» Work instruction: Copy every entry below exactly, and keep out the pictures.

Segment Start: Material shown

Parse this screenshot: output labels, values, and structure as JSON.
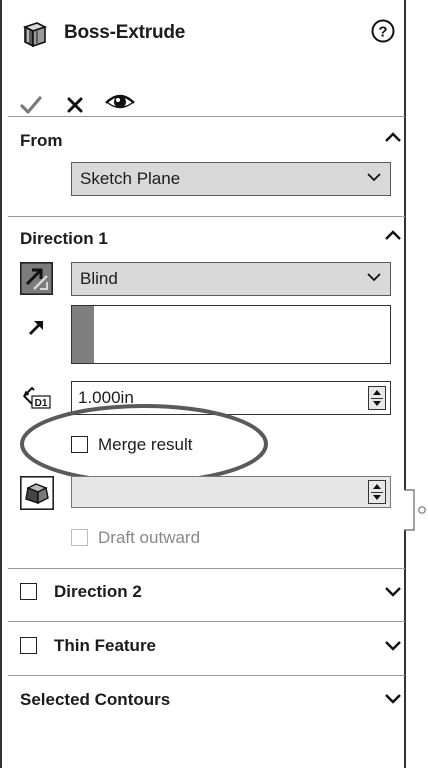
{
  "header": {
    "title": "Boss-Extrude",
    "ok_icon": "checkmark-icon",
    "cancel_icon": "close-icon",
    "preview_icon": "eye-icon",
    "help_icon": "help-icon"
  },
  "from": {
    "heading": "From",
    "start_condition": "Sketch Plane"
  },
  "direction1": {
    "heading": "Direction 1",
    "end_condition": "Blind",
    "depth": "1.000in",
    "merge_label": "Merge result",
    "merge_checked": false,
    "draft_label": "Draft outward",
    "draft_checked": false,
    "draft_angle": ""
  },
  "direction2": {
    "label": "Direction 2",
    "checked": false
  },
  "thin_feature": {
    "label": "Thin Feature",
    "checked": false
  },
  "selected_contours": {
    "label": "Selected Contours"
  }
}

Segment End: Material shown

» Response below:
Parse this screenshot: output labels, values, and structure as JSON.
{
  "header": {
    "title": "Boss-Extrude",
    "ok_icon": "checkmark-icon",
    "cancel_icon": "close-icon",
    "preview_icon": "eye-icon",
    "help_icon": "help-icon"
  },
  "from": {
    "heading": "From",
    "start_condition": "Sketch Plane"
  },
  "direction1": {
    "heading": "Direction 1",
    "end_condition": "Blind",
    "depth": "1.000in",
    "merge_label": "Merge result",
    "merge_checked": false,
    "draft_label": "Draft outward",
    "draft_checked": false,
    "draft_angle": ""
  },
  "direction2": {
    "label": "Direction 2",
    "checked": false
  },
  "thin_feature": {
    "label": "Thin Feature",
    "checked": false
  },
  "selected_contours": {
    "label": "Selected Contours"
  }
}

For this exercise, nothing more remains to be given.